One source of angst I hear about the Opportunity School District is the mere fact that it’s a constitutional amendment.
Why, wonder some who oppose it and others who are just leery of it, must we change the Constitution to fix these chronically failing schools? (This is often asked as if the state Constitution is some sort of rarely changed document, like the U.S. Constitution. In fact it has been amended many times, even since the current version was adopted just 36 years ago.)
From there, the complaint usually heads in one of two directions. The first: Doesn’t existing law already give the state broad power to intervene in failing schools? The second: If we enshrine this power in the Constitution, won’t that give future lawmakers the ability to make any changes they want to the way the OSD works?
Let’s deal with both.

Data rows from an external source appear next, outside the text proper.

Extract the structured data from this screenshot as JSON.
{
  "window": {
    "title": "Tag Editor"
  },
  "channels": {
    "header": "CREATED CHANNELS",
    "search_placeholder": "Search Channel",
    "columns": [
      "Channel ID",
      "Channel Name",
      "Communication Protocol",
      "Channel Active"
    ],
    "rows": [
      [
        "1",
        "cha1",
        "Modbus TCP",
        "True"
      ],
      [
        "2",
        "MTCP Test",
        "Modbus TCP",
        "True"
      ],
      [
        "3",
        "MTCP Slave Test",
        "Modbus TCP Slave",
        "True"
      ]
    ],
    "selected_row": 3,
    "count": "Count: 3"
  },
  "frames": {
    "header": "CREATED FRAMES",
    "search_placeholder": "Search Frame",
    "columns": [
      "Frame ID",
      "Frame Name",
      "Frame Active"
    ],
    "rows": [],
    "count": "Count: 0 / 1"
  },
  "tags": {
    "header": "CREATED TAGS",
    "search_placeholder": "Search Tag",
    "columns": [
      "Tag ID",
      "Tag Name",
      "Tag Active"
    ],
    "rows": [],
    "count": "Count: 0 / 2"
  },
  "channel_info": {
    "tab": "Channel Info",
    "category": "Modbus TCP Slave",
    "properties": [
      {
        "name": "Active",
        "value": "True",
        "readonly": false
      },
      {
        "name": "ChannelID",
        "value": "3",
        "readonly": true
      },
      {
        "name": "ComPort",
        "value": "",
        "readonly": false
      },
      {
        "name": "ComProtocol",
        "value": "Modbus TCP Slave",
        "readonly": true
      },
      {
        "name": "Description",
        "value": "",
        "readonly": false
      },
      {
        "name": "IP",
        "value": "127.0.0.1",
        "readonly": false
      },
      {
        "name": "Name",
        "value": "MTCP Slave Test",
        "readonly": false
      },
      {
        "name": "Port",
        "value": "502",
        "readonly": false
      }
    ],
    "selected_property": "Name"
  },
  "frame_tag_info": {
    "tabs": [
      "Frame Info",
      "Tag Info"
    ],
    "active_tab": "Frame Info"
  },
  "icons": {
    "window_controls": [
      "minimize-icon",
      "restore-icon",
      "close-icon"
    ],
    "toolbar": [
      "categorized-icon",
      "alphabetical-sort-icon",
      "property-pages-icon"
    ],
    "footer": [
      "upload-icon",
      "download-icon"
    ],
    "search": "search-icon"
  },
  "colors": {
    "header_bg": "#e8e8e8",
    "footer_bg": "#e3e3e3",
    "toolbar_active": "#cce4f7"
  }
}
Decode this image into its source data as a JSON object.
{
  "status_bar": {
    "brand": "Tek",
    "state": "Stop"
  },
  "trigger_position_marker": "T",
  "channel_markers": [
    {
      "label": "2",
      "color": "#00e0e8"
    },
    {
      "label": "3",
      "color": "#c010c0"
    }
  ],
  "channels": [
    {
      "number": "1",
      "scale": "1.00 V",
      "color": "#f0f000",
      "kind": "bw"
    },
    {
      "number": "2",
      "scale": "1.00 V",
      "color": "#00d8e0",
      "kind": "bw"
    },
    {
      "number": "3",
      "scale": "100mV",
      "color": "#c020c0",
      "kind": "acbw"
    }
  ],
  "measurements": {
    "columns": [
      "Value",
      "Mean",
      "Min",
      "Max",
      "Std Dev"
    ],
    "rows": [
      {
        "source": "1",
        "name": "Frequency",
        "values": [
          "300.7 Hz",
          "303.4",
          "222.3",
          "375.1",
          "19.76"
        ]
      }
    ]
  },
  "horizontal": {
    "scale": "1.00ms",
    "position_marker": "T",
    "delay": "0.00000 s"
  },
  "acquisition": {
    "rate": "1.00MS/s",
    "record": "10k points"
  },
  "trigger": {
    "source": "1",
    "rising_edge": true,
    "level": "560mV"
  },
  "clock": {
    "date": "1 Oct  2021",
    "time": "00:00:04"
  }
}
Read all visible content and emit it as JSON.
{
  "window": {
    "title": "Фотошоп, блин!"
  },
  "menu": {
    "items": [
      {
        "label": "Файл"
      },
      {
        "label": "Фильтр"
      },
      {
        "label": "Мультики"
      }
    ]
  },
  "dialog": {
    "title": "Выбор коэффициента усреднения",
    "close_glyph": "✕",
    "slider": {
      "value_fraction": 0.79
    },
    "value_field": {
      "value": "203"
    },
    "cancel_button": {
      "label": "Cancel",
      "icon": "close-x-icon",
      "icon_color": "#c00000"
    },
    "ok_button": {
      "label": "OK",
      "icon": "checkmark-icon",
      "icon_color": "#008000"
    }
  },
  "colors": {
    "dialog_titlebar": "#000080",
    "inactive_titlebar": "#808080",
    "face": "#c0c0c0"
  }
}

To the first objection, the answer is: Yes, but only in theory. That’s because a 2011 Georgia Supreme Court ruling threw the state’s authority over schools into great doubt.
That 4-3 ruling overturned Georgia’s original law authorizing state charter schools. But it could cast a much larger shadow because the majority sweepingly declared — without justification, as Justice David Nahmias’ dissent explained in exacting detail — the Constitution “grant(s) local boards of education the exclusive right to establish and maintain, i.e., the exclusive control over, general K-12 public education.”
Never mind the state school board, state schools superintendent, House and Senate education committees, and reams of K-12 regulation from the state, not to mention the nearly $9 billion a year in state funding for public schools. Local boards’ control was deemed “exclusive.”
So if lawmakers want to step in and transfer control of a chronically failing school from the local board to the school’s leaders and parents, as the OSD provides for, they need a constitutional amendment. Make no mistake: Some of the very same people trying to reassure you this amendment duplicates existing law would be the first folks to file a lawsuit, citing that 2011 ruling, if the state tried to intervene without an amendment.
The second objection is more insidious. Critics don’t specify the terrible ways the law might be changed; they just suggest the state plans to use the OSD to ambush perfectly adequate schools.
Understand why this objection is made. Most negative claims about the OSD are undermined by the amendment’s companion legislation, Senate Bill 133, which details how the program would operate. That reality is inconvenient for the critics, so they simply say the law will be changed.
Well, any law can be changed; that’s the way laws work. The fact that this one is tied to a constitutional amendment doesn’t make that any more or less likely.
What’s important to note here is only the critics are even talking about changing the OSD. The original law was well-considered and much-debated. Problems may arise and need to be fixed, but the notion of a bait-and-switch, with radical changes to the law after voters approve the amendment, is unprecedented and absurd.